The Michael Morton case has made headlines multiple times over the years. Morton was released from prison in October of 2011, after spending 25 years behind bars for the murder of his wife, Christine...a crime he didn't commit. The real killer, Mark Norwood, has since been convicted of the murder of Christine and has been indicted in the murder of Debra Master Baker.
Morton's life was turned upside down by not only the loss of his wife and his time in prison, but by the damage done to the relationship with his son, who was only three at the time of his mother's death. In spite of several pieces of evidence that would have cleared Morton, prosecutor Ken Anderson withheld the evidence in a pre-trial hearing in 1987, stating he had no evidence that was favorable for Morton. The Innocence Project helped to show this evidence existed and in the release of Morton.
Anderson was found to be in criminal contempt of court for this act, which is an extremely rare, and perhaps the first time, a prosecutor has been held criminally responsible for withholding evidence. While this is a great victory for the wrongfully convicted, and hopefully a step in the right direction to hold prosecutors accountable for their cases, the punishment handed down to Anderson has left many angry. His punishment? 10 days in prison, a $500 fine, and 500 hours of community service. 10 days, compared to the 25 years that were taken from Morton because of Anderson.

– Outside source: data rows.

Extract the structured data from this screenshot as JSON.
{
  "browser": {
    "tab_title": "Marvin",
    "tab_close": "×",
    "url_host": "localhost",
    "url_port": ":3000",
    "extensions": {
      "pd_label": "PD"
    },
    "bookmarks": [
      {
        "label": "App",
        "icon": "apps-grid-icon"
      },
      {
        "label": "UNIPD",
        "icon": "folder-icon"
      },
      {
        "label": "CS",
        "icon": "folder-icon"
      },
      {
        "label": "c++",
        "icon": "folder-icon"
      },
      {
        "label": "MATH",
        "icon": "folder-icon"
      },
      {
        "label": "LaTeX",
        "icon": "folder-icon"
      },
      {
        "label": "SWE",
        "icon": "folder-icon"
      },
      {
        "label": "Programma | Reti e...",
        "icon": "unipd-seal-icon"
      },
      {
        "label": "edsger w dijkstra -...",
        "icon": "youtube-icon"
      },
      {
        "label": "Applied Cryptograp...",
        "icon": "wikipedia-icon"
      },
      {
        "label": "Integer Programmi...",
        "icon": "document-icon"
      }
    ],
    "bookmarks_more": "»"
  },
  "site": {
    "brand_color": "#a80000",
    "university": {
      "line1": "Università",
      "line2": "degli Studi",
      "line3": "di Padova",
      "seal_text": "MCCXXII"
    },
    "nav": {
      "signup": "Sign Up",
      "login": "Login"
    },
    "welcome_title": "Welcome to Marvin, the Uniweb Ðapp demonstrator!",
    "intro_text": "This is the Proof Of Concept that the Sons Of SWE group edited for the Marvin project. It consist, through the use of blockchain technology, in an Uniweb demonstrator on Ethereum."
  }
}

There are many that are calling for Anderson to be held at least partially responsible for the death of Debra Masters Baker as well, for had he dropped the charges against Morton based on the many pieces of evidence that pointed away from him, detectives may have found Norwood before he murdered Baker years later.
Anderson began his sentence on Tuesday, November 12th. He'll be released on the 21st, which means he won't miss a single holiday while in prison. Morton missed 25 Christmases, Thanksgivings, birthdays, and many other holidays; Anderson is being given a light sentence that will have little impact on his life.
What do you think of the punishment? Is 10-days enough to deter other prosecutors from withholding evidence?